While they are an important part of the alternative shipment modes for companies, whether they become more widely adopted in the long term, would depend on price, and how seamless border clearance processes get.
SUPPLY CHAIN RESILIENCE IS EXPENSIVE
In the longer term, the Suez Canal incident is likely to be part of the larger trend in recent years that sees companies focusing more on supply chain and business continuity.
Ensuring supply chain continuity is more expensive though. It involves keeping more inventory, rather than focusing on Just-in-Time (JIT) deliveries.
It requires securing multiple sources to ensure supply continuity, which can also increase the cost of logistics and the price of products. Countries and companies are also exploring near-shoring alternatives, especially in critical supplies such as food, medicine and energy, where possible.
For example, Singapore’s focus on food resilience may see vegetables sourced from local producers that could be more expensive since these are produced in land-scarce Singapore, using advanced vertical farming technology.
Companies will have to weigh trade-offs between the costs of contingency planning versus the costs of disruption.
If disruptions are rare like black swan events, then it does not make sense to pay for the extra costs of risk mitigation.

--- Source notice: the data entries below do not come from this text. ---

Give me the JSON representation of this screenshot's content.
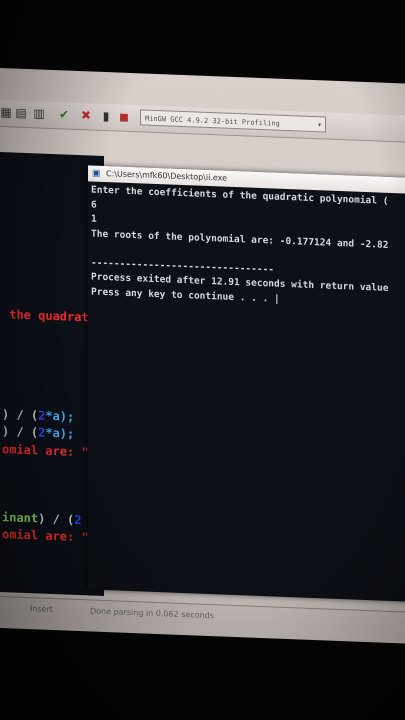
{
  "toolbar": {
    "compiler": "MinGW GCC 4.9.2 32-bit Profiling"
  },
  "editor": {
    "lines": [
      {
        "segments": [
          {
            "text": " the quadrat",
            "color": "red"
          }
        ]
      },
      {
        "segments": [
          {
            "text": ") / (",
            "color": "white"
          },
          {
            "text": "2",
            "color": "blue"
          },
          {
            "text": "*a);",
            "color": "cyan"
          }
        ]
      },
      {
        "segments": [
          {
            "text": ") / (",
            "color": "white"
          },
          {
            "text": "2",
            "color": "blue"
          },
          {
            "text": "*a);",
            "color": "cyan"
          }
        ]
      },
      {
        "segments": [
          {
            "text": "omial are: \"",
            "color": "red"
          }
        ]
      },
      {
        "segments": [
          {
            "text": "inant",
            "color": "green"
          },
          {
            "text": ") / (",
            "color": "white"
          },
          {
            "text": "2",
            "color": "blue"
          },
          {
            "text": " *",
            "color": "white"
          }
        ]
      },
      {
        "segments": [
          {
            "text": "omial are: \"",
            "color": "red"
          }
        ]
      }
    ]
  },
  "console": {
    "title": "C:\\Users\\mfk60\\Desktop\\ii.exe",
    "lines": [
      "Enter the coefficients of the quadratic polynomial (",
      "6",
      "1",
      "The roots of the polynomial are: -0.177124 and -2.82",
      "",
      "--------------------------------",
      "Process exited after 12.91 seconds with return value",
      "Press any key to continue . . . |"
    ]
  },
  "status": {
    "mode": "Insert",
    "message": "Done parsing in 0.062 seconds"
  }
}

If, however, we expect to see some form of disruption regularly, then it would make commercial sense to pay for the extra costs of back-up plans.
CHANGING GLOBAL SUPPLY CHAIN STRUCTURES
Overall, an incident like what happened at the Suez Canal would likely not cause major changes to supply chains.
However, the global supply chain landscape has been changing and adapting, reshaped by new emerging markets, trade tariffs, impact of technologies such as automation and e-commerce, and most recently, COVID-19 disruptions.
We are more likely to see a portfolio approach rather than a one-size-fits-all approach, with a business mix that is spread across different customers and different countries.
Companies may feel that with certain markets, products and trade routes, diversifying is key, whereas in less risky markets or more stable businesses, going with tried and trusted options is adequate and may be more cost-effective.
Companies need to understand the overall trend lines and invest based on a medium-and-long-term perspective, while preparing for the inevitable short-term operational fluctuations.
Global supply chains will continue to become more varied, with regional supply chains interlinked globally as well.
The Suez Canal incident is one more reminder of the need for supply chain resilience in Singapore’s long-term planning.
Goh Puay Guan is an associate professor in the Analytics & Operations Department at the National University of Singapore (NUS) Business School. He is also the Academic Director of the NUS MSc in Industry 4.0 programme. The opinions expressed are those of the writer and do not represent the views and opinions of NUS.